Special to The Ellsworth American
ORONO — To presented last Friday’s Masterworks IV concert, “Mozart & Schubert,” Bangor Symphony Orchestra Music Director and Conductor Lucas Richman made the most of a reduced orchestra and fit together three works that share similar instrumentation. The online concert also included the little-known composer, Marianna Martines’s Sinfonia in C Major. In his pre-concert talk, Maestro Richman expressed his delight at discovering the piece. Featuring Martines, he noted, advances the symphony’s goal of programming works by composers, including women, who are under-represented in Western classical music. Scored for strings, flute, oboes, French horns, and harpsichord, the Austrian composer’s Sinfonia is a charming piece in three movements.
In Friday’s Masterworks IV concert, Richman leads a good-natured performance, the lively first and third movements bracketing the lyrical middle movement.

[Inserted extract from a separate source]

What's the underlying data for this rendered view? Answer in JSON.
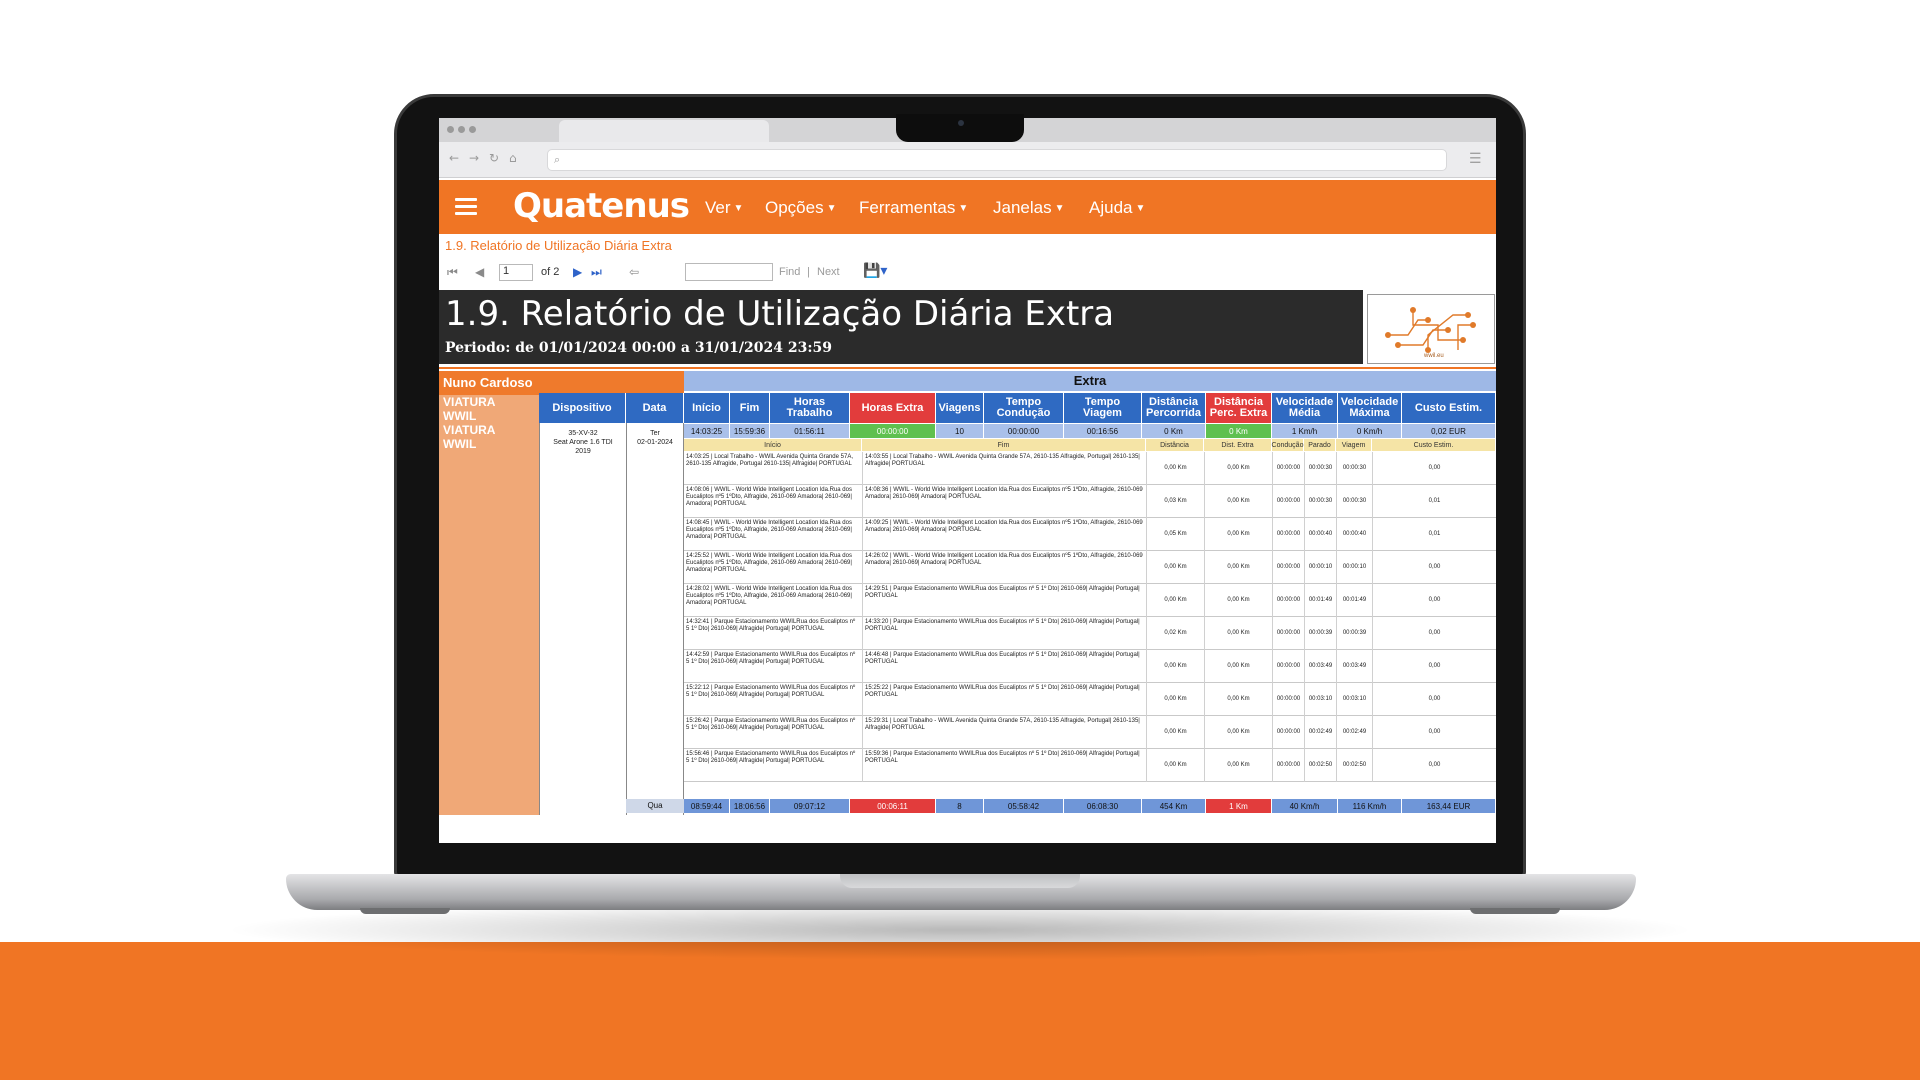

Jennifer Frautschi, the soloist for Mozart’s Violin Concerto No. 1 in B-flat Major, tells concert-goers that one of the reasons this concerto is less often performed has to do with the key signature, which is rather awkward for the violin. In her performance, there is no hint of awkwardness. She sails confidently through arpeggios and passagework in the opening movement, caresses the poignant, lyrical lines in the middle adagio, and tosses off virtuosic passages in the Presto finale. It is customary for violinists to play their own cadenzas; Frautschi says that hers are taken from various sources, including her teacher, the Mozart scholar Robert Levin. It’s in the cadenzas (where the orchestra is tacet) that she is most expressive. Throughout the performance, the orchestra becomes a sympathetic partner, supporting and joining in nice interplay with the soloist.
Schubert wrote his Fifth Symphony, also in B-flat Major, when he was just 19 years old and strongly influenced by the music of Mozart. Both composers — in fact, all three highlighted at this concert — wrote many works for the voice, which is evident in this symphony through the role that melody plays. There are no trumpets, percussion, or clarinets in the score. Taking advantage of this lighter instrumentation, the BSO strings join with the woodwinds to produce an effervescent introductory movement. The second movement centers on a poignant theme shared by the strings and woodwinds, answering and echoing each other in an elegant performance. The conversational spirit continues in the third movement — a real feat, considering that the strings and wind instruments are separated by plexiglass erected as a safeguard against virus transmission, which must make it difficult for the sections to hear each other. The concert ends with a cheerful Allegro vivace.
The “Mozart & Schubert” concert was released on May 14 and is for available for 30 days at bangorsymphony.org. While you’re there, check out the “Resources” tab for the pre-concert talk and other extras.